The National Park Service is not currently considering a managed moose hunt, according to a 2018 report, due to the difficulty related to logistics, increased staffing requirements, removal of carcasses from the landscape, and the impacts to wilderness character. Hunting and managed culling of animal populations was dismissed from further consideration.
Johnson said a moose tag lottery would offer a one-of-a-kind hunting experience, bring more economic activity to the Park Service and the Upper Peninsula, and solve ecological issues on the island. Moose have been a protected species in Michigan since 1889.
“We think that there’s a very apt solution to doing this that quite frankly, everyone benefits (from),” Johnson said.
Isle Royale National Park is the largest wilderness area in Michigan and is largely untouched by civilization. It is illegal to feed, touch or intentionally disturb wildlife within the park boundary.
The Park Service indicated a pressing need to do something about the declining wolf population, according to the 2018 report, raising concerns about possible effects to the Isle Royale ecosystem, including effects to both the moose population and vegetation.
A continued increase in the moose population could lead to a decrease in nutrition and even large-scale starvation, according to the report.
The Michigan Tech study notes that moose are one of the main reasons the island experienced a 75% decline in the number of mature fir trees since 1846.
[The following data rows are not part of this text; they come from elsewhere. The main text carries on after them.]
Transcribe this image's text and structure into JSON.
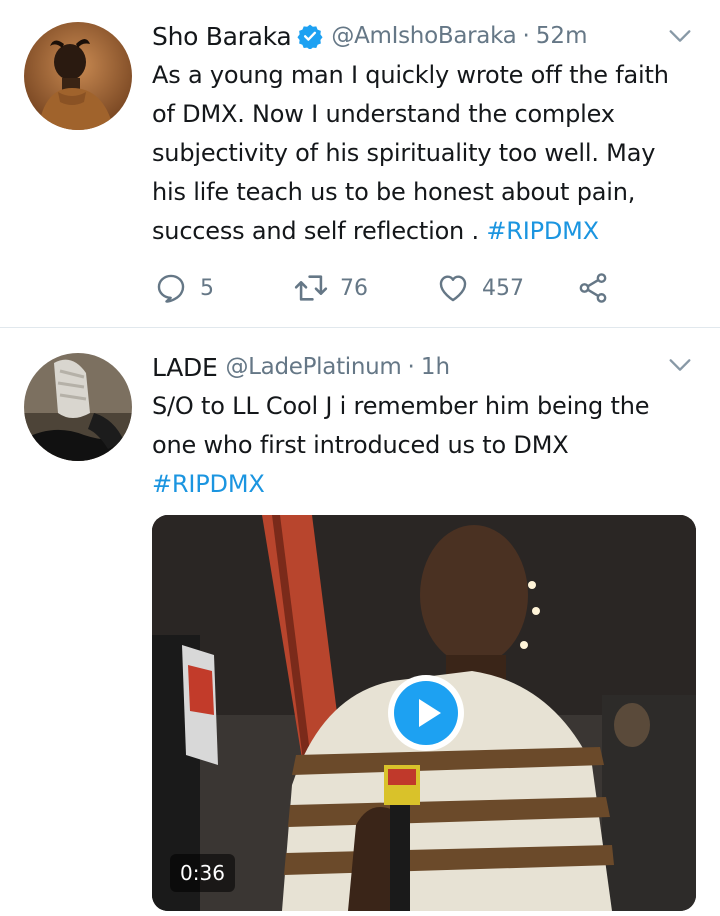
{
  "tweets": [
    {
      "display_name": "Sho Baraka",
      "handle": "@AmIshoBaraka",
      "separator": "·",
      "time": "52m",
      "text": "As a young man I quickly wrote off the faith of DMX. Now I understand the complex subjectivity of his spirituality too well. May his life teach us to be honest about pain, success and self reflection . ",
      "hashtag": "#RIPDMX",
      "replies": "5",
      "retweets": "76",
      "likes": "457",
      "verified": true
    },
    {
      "display_name": "LADE",
      "handle": "@LadePlatinum",
      "separator": "·",
      "time": "1h",
      "text": "S/O to LL Cool J i remember him being the one who first introduced us to DMX",
      "hashtag": "#RIPDMX",
      "video_duration": "0:36"
    }
  ],
  "colors": {
    "link": "#1b95e0",
    "verified": "#1da1f2",
    "secondary_text": "#657786",
    "play_button": "#1da1f2"
  },
  "icons": [
    "verified-icon",
    "chevron-down-icon",
    "reply-icon",
    "retweet-icon",
    "like-icon",
    "share-icon",
    "play-icon"
  ]
}
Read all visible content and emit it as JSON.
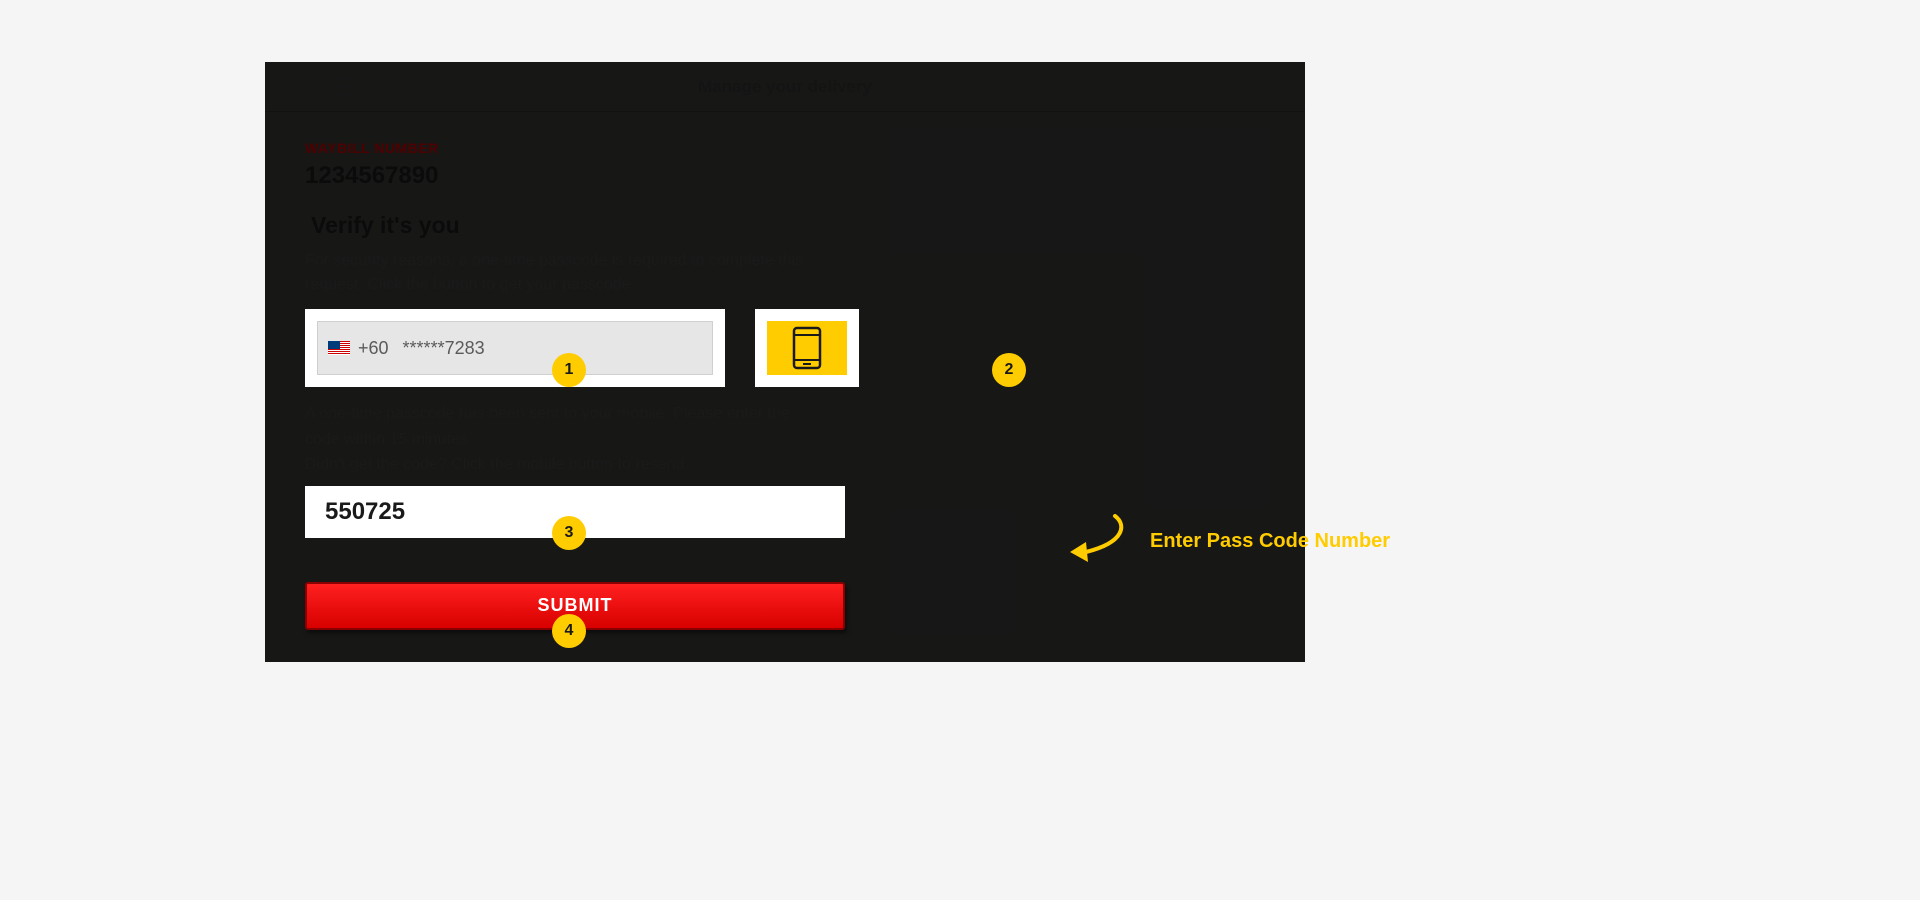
{
  "colors": {
    "accent_yellow": "#ffcc00",
    "accent_red": "#d80000",
    "label_red": "#b00000"
  },
  "topbar": {
    "title": "Manage your delivery"
  },
  "waybill": {
    "label": "WAYBILL NUMBER",
    "number": "1234567890"
  },
  "verify": {
    "title": "Verify it's you",
    "description": "For security reasons, a one-time passcode is required to complete this request. Click the button to get your passcode."
  },
  "phone": {
    "country_code": "+60",
    "masked": "******7283",
    "flag": "malaysia"
  },
  "info": {
    "sent": "A one-time passcode has been sent to your mobile. Please enter the code within 15 minutes.",
    "resend": "Didn't get the code? Click the mobile button to resend."
  },
  "passcode": {
    "value": "550725"
  },
  "submit": {
    "label": "SUBMIT"
  },
  "steps": {
    "1": "1",
    "2": "2",
    "3": "3",
    "4": "4"
  },
  "annotation": {
    "passcode_hint": "Enter Pass Code Number"
  }
}
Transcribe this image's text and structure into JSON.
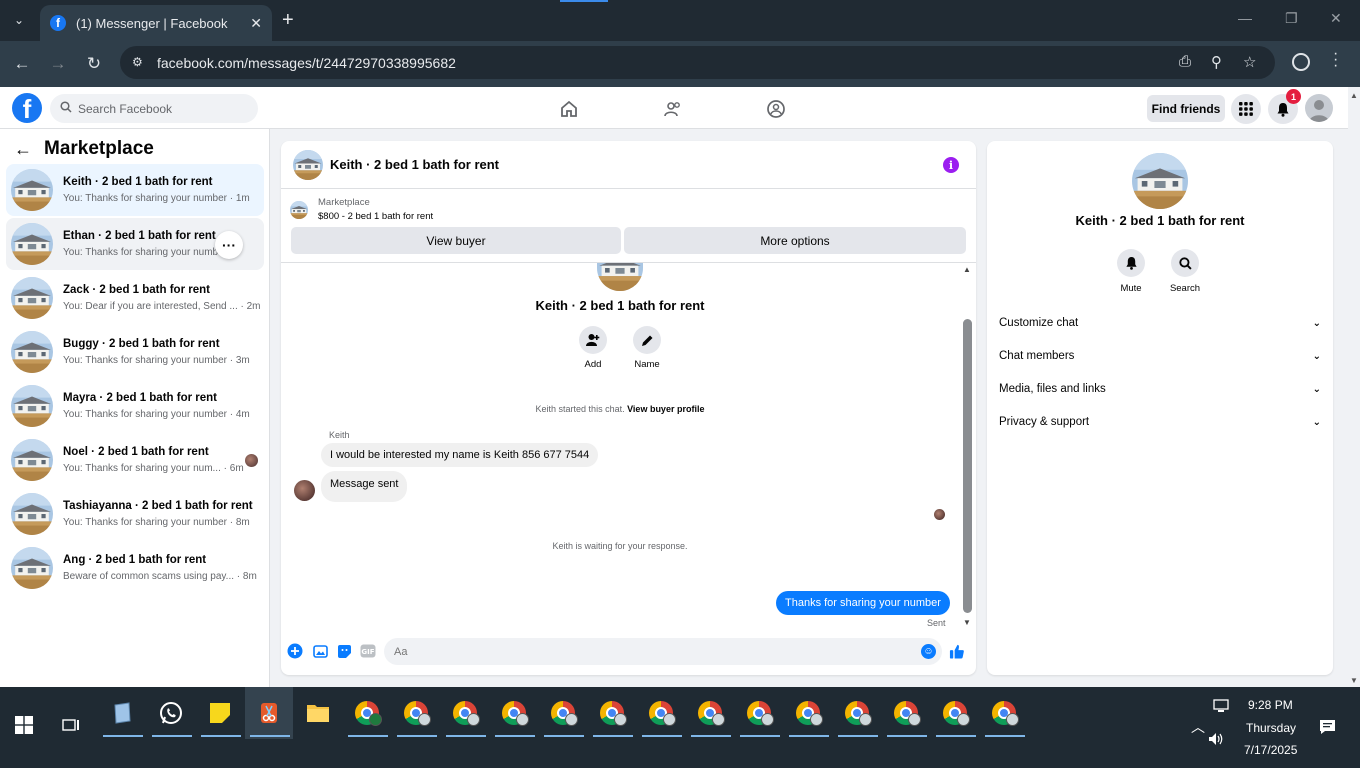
{
  "browser": {
    "tab_title": "(1) Messenger | Facebook",
    "url": "facebook.com/messages/t/24472970338995682"
  },
  "fb": {
    "search_placeholder": "Search Facebook",
    "find_friends": "Find friends",
    "notif_count": "1"
  },
  "sidebar": {
    "title": "Marketplace",
    "conversations": [
      {
        "name": "Keith · 2 bed 1 bath for rent",
        "preview": "You: Thanks for sharing your number · 1m"
      },
      {
        "name": "Ethan · 2 bed 1 bath for rent",
        "preview": "You: Thanks for sharing your number"
      },
      {
        "name": "Zack · 2 bed 1 bath for rent",
        "preview": "You: Dear if you are interested, Send ... · 2m"
      },
      {
        "name": "Buggy · 2 bed 1 bath for rent",
        "preview": "You: Thanks for sharing your number · 3m"
      },
      {
        "name": "Mayra · 2 bed 1 bath for rent",
        "preview": "You: Thanks for sharing your number · 4m"
      },
      {
        "name": "Noel · 2 bed 1 bath for rent",
        "preview": "You: Thanks for sharing your num... · 6m"
      },
      {
        "name": "Tashiayanna · 2 bed 1 bath for rent",
        "preview": "You: Thanks for sharing your number · 8m"
      },
      {
        "name": "Ang · 2 bed 1 bath for rent",
        "preview": "Beware of common scams using pay... · 8m"
      }
    ]
  },
  "chat": {
    "header_name": "Keith · 2 bed 1 bath for rent",
    "marketplace_label": "Marketplace",
    "listing": "$800 - 2 bed 1 bath for rent",
    "view_buyer": "View buyer",
    "more_options": "More options",
    "title": "Keith · 2 bed 1 bath for rent",
    "add_label": "Add",
    "name_label": "Name",
    "started_text": "Keith started this chat.",
    "view_buyer_profile": "View buyer profile",
    "sender": "Keith",
    "msg1": "I would be interested my name is Keith 856 677 7544",
    "msg2": "Message sent",
    "waiting": "Keith is waiting for your response.",
    "my_msg": "Thanks for sharing your number",
    "sent_status": "Sent",
    "input_placeholder": "Aa"
  },
  "panel": {
    "title": "Keith · 2 bed 1 bath for rent",
    "mute": "Mute",
    "search": "Search",
    "items": [
      "Customize chat",
      "Chat members",
      "Media, files and links",
      "Privacy & support"
    ]
  },
  "taskbar": {
    "time": "9:28 PM",
    "day": "Thursday",
    "date": "7/17/2025"
  },
  "colors": {
    "fb_blue": "#1877f2",
    "messenger_blue": "#0a7cff",
    "info_purple": "#9b1ef0",
    "badge_red": "#e41e3f"
  }
}
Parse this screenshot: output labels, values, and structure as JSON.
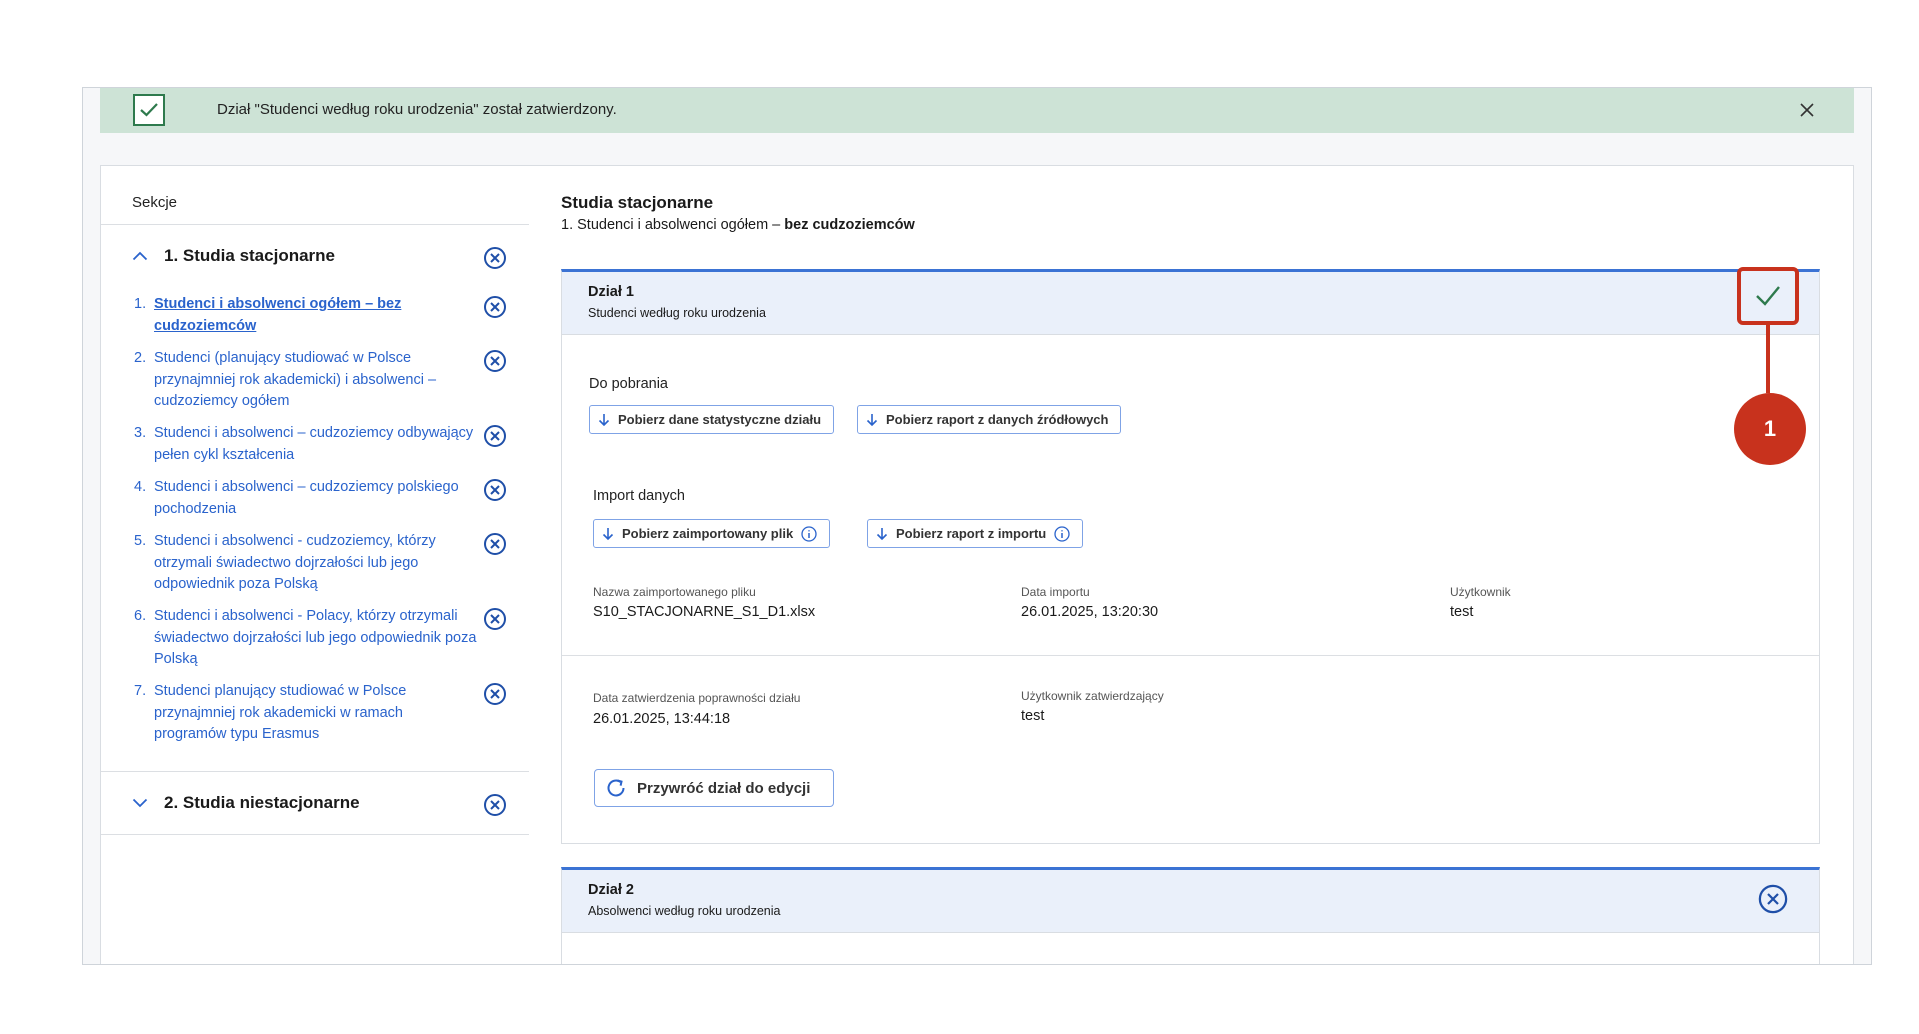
{
  "alert": {
    "message": "Dział \"Studenci według roku urodzenia\" został zatwierdzony."
  },
  "sidebar": {
    "title": "Sekcje",
    "groups": [
      {
        "label": "1. Studia stacjonarne"
      },
      {
        "label": "2. Studia niestacjonarne"
      }
    ],
    "items": [
      {
        "num": "1.",
        "label": "Studenci i absolwenci ogółem – bez cudzoziemców"
      },
      {
        "num": "2.",
        "label": "Studenci (planujący studiować w Polsce przynajmniej rok akademicki) i absolwenci – cudzoziemcy ogółem"
      },
      {
        "num": "3.",
        "label": "Studenci i absolwenci – cudzoziemcy odbywający pełen cykl kształcenia"
      },
      {
        "num": "4.",
        "label": "Studenci i absolwenci – cudzoziemcy polskiego pochodzenia"
      },
      {
        "num": "5.",
        "label": "Studenci i absolwenci - cudzoziemcy, którzy otrzymali świadectwo dojrzałości lub jego odpowiednik poza Polską"
      },
      {
        "num": "6.",
        "label": "Studenci i absolwenci - Polacy, którzy otrzymali świadectwo dojrzałości lub jego odpowiednik poza Polską"
      },
      {
        "num": "7.",
        "label": "Studenci planujący studiować w Polsce przynajmniej rok akademicki w ramach programów typu Erasmus"
      }
    ]
  },
  "main": {
    "title": "Studia stacjonarne",
    "subtitle_prefix": "1. Studenci i absolwenci ogółem – ",
    "subtitle_bold": "bez cudzoziemców",
    "section1": {
      "title": "Dział 1",
      "subtitle": "Studenci według roku urodzenia",
      "download_label": "Do pobrania",
      "btn_stats": "Pobierz dane statystyczne działu",
      "btn_source_report": "Pobierz raport z danych źródłowych",
      "import_label": "Import danych",
      "btn_imported_file": "Pobierz zaimportowany plik",
      "btn_import_report": "Pobierz raport z importu",
      "file_name_label": "Nazwa zaimportowanego pliku",
      "file_name": "S10_STACJONARNE_S1_D1.xlsx",
      "import_date_label": "Data importu",
      "import_date": "26.01.2025, 13:20:30",
      "user_label": "Użytkownik",
      "user": "test",
      "approval_date_label": "Data zatwierdzenia poprawności działu",
      "approval_date": "26.01.2025, 13:44:18",
      "approver_label": "Użytkownik zatwierdzający",
      "approver": "test",
      "restore_btn": "Przywróć dział do edycji"
    },
    "section2": {
      "title": "Dział 2",
      "subtitle": "Absolwenci według roku urodzenia"
    }
  },
  "callout": {
    "number": "1"
  },
  "colors": {
    "accent": "#3b73d4",
    "success": "#2e7a4d",
    "callout": "#c8321d",
    "alert_bg": "#cde3d6"
  }
}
The resolution is also sponsored by and state Reps. Gregory Markkanen, R-Houghton; David LaGrand, D-Grand Rapids; and John Chirkun, D-Roseville. It was introduced on Sept. 11 and referred to the Natural Resources and Outdoor Recreation Committee.
Johnson said he hasn’t solicited input from the DNR, but stakeholders and experts would be called in during the committee process.
If passed, copies of the resolution would be forwarded to the director of the Park Service, members of Michigan’s congressional delegation, the director of the Department of Natural Resources and Gov. Gretchen Whitmer.
“They could just throw in the trash, but I would hope that they would examine it and say ‘let’s look at this as a legitimate solution,’” Johnson said.